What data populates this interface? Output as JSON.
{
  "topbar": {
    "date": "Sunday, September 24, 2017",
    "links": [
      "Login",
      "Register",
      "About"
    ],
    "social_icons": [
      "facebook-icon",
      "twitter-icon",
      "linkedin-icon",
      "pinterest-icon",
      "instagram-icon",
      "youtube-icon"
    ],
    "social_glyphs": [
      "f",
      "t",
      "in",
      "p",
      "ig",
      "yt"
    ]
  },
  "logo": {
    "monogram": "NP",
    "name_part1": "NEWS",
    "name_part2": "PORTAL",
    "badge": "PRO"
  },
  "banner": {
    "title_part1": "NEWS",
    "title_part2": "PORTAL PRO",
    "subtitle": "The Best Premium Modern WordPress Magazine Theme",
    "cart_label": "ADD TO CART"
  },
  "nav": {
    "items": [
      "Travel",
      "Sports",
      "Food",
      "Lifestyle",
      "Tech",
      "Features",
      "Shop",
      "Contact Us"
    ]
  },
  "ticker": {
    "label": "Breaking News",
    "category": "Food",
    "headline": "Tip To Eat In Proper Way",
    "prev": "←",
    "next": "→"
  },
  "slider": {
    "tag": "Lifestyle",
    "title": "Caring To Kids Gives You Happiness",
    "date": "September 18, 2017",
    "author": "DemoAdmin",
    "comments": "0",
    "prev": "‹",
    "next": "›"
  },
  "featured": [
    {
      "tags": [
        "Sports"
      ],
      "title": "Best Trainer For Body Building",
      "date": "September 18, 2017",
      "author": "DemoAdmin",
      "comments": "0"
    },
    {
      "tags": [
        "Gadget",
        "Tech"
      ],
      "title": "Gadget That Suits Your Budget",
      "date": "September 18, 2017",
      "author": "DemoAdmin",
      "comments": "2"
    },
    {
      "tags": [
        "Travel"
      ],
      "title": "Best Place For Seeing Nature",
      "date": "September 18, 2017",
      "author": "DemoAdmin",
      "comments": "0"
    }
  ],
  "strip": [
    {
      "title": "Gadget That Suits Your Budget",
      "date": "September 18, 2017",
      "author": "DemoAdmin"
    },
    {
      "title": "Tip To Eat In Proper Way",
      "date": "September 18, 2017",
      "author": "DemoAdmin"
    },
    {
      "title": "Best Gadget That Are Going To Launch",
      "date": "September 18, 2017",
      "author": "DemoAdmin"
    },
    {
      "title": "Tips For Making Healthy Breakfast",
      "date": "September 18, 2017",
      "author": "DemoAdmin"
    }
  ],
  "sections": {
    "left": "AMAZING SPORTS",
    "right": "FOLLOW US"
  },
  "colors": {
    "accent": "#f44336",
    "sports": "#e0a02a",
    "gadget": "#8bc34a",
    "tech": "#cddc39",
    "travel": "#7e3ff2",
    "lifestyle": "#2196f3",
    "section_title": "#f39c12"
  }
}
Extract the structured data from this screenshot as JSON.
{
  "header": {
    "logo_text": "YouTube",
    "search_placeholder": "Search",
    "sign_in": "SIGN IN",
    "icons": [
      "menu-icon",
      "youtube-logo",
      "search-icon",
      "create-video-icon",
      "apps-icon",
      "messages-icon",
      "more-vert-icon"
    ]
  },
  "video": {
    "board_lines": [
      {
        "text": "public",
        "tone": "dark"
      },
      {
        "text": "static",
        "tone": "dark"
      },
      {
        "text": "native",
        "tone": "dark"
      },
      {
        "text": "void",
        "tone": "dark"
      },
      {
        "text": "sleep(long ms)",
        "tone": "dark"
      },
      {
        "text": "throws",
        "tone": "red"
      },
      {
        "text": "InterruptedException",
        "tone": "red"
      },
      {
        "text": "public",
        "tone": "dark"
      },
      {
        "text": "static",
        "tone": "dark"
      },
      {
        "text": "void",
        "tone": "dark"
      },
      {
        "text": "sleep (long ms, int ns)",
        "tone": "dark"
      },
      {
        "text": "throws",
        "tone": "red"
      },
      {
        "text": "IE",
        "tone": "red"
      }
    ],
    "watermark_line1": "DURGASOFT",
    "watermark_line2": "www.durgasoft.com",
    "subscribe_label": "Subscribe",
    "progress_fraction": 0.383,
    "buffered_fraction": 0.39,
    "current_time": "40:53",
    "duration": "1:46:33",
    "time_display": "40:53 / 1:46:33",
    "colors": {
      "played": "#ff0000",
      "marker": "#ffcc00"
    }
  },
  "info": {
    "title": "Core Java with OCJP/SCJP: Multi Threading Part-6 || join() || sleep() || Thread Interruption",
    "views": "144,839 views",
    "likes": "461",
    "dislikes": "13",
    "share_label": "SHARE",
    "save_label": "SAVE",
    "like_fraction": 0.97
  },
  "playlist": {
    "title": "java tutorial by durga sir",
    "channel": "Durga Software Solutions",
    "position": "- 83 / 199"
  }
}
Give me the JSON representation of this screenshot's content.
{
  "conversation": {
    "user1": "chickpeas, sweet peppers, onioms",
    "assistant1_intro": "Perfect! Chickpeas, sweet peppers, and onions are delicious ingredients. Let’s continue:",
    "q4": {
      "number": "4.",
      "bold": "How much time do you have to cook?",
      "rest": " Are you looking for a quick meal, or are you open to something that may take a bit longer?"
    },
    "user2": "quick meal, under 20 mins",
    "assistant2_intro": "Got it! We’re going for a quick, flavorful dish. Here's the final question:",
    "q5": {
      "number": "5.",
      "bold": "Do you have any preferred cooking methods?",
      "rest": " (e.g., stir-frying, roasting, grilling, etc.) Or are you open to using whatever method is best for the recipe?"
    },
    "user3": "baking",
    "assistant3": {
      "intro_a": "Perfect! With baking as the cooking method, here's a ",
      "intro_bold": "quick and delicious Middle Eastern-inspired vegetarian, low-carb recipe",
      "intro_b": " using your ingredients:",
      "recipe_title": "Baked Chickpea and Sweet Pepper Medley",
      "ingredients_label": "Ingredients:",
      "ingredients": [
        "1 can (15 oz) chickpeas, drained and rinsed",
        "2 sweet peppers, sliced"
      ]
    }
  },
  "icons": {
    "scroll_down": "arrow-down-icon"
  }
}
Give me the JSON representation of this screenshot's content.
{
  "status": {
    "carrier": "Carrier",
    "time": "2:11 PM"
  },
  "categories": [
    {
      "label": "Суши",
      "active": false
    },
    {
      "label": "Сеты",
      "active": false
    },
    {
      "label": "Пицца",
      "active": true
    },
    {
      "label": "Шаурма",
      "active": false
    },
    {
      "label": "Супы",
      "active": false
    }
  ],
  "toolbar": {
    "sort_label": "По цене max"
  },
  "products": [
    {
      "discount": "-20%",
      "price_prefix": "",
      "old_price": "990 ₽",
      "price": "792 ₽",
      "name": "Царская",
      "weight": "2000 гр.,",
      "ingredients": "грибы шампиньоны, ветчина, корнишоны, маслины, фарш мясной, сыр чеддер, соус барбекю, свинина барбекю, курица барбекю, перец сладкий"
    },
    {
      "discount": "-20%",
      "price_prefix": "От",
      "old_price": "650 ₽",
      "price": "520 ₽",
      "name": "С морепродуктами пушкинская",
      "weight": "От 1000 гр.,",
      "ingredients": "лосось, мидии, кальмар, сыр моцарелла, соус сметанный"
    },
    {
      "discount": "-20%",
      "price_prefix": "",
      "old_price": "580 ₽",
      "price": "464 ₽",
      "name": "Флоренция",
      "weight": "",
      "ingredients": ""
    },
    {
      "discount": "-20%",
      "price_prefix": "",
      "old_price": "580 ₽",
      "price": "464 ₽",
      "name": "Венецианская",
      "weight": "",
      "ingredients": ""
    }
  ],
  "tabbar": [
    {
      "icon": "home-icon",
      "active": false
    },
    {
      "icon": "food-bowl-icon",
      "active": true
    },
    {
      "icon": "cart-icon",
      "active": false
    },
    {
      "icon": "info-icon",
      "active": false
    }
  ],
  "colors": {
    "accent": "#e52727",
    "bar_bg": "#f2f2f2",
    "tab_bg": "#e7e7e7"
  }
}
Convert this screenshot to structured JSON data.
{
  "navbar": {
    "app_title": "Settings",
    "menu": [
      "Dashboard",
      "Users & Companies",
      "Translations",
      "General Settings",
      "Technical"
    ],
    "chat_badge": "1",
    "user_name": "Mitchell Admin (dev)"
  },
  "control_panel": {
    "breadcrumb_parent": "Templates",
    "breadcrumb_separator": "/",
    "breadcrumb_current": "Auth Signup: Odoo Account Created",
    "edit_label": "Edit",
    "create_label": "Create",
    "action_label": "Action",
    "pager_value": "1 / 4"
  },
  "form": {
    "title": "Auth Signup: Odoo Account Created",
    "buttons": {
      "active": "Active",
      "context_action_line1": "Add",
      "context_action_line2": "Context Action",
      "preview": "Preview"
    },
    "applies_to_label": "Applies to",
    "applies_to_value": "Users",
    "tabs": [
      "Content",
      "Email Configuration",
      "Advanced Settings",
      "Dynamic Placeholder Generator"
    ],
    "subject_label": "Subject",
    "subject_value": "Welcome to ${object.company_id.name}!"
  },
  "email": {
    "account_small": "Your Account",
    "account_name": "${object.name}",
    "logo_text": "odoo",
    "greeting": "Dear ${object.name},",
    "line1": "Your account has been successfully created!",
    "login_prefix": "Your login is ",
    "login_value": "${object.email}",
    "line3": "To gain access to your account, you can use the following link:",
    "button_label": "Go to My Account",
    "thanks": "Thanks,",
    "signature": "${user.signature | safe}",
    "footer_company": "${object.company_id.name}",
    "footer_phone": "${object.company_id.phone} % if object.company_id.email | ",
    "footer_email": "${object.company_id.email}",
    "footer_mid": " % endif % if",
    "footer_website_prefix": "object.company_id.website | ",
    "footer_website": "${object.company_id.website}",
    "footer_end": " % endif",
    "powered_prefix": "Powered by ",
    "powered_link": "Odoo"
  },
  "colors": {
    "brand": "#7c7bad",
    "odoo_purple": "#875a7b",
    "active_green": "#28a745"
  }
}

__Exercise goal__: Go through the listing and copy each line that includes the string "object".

__Exercise output__:
    "subject_value": "Welcome to ${object.company_id.name}!"
    "account_name": "${object.name}",
    "greeting": "Dear ${object.name},",
    "login_value": "${object.email}",
    "footer_company": "${object.company_id.name}",
    "footer_phone": "${object.company_id.phone} % if object.company_id.email | ",
    "footer_email": "${object.company_id.email}",
    "footer_website_prefix": "object.company_id.website | ",
    "footer_website": "${object.company_id.website}",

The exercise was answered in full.